═════ Dataset extract ═════

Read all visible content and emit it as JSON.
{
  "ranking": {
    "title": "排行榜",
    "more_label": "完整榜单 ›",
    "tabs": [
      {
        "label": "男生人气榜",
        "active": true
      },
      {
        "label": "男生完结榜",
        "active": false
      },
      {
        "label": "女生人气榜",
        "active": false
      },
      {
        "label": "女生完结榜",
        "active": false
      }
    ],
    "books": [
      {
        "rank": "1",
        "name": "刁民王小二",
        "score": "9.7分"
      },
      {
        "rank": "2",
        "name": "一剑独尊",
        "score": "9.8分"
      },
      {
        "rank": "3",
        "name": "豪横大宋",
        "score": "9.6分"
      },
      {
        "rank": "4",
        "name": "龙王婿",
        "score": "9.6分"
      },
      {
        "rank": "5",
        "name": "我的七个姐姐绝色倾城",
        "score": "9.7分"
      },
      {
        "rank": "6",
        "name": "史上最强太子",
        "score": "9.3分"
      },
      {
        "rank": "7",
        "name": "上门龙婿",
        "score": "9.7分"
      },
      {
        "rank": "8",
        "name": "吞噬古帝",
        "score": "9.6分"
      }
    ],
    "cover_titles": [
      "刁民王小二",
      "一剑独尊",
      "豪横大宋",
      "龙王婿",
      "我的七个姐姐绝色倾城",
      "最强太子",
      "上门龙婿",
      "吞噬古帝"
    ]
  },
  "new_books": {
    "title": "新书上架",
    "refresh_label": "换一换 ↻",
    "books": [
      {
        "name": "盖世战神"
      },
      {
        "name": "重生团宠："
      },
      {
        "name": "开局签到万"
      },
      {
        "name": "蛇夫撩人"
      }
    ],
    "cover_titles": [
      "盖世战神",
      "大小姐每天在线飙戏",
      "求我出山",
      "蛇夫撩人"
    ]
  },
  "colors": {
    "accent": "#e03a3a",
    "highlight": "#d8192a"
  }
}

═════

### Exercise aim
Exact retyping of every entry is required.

### Reply
Read all visible content and emit it as JSON.
{
  "ranking": {
    "title": "排行榜",
    "more_label": "完整榜单 ›",
    "tabs": [
      {
        "label": "男生人气榜",
        "active": true
      },
      {
        "label": "男生完结榜",
        "active": false
      },
      {
        "label": "女生人气榜",
        "active": false
      },
      {
        "label": "女生完结榜",
        "active": false
      }
    ],
    "books": [
      {
        "rank": "1",
        "name": "刁民王小二",
        "score": "9.7分"
      },
      {
        "rank": "2",
        "name": "一剑独尊",
        "score": "9.8分"
      },
      {
        "rank": "3",
        "name": "豪横大宋",
        "score": "9.6分"
      },
      {
        "rank": "4",
        "name": "龙王婿",
        "score": "9.6分"
      },
      {
        "rank": "5",
        "name": "我的七个姐姐绝色倾城",
        "score": "9.7分"
      },
      {
        "rank": "6",
        "name": "史上最强太子",
        "score": "9.3分"
      },
      {
        "rank": "7",
        "name": "上门龙婿",
        "score": "9.7分"
      },
      {
        "rank": "8",
        "name": "吞噬古帝",
        "score": "9.6分"
      }
    ],
    "cover_titles": [
      "刁民王小二",
      "一剑独尊",
      "豪横大宋",
      "龙王婿",
      "我的七个姐姐绝色倾城",
      "最强太子",
      "上门龙婿",
      "吞噬古帝"
    ]
  },
  "new_books": {
    "title": "新书上架",
    "refresh_label": "换一换 ↻",
    "books": [
      {
        "name": "盖世战神"
      },
      {
        "name": "重生团宠："
      },
      {
        "name": "开局签到万"
      },
      {
        "name": "蛇夫撩人"
      }
    ],
    "cover_titles": [
      "盖世战神",
      "大小姐每天在线飙戏",
      "求我出山",
      "蛇夫撩人"
    ]
  },
  "colors": {
    "accent": "#e03a3a",
    "highlight": "#d8192a"
  }
}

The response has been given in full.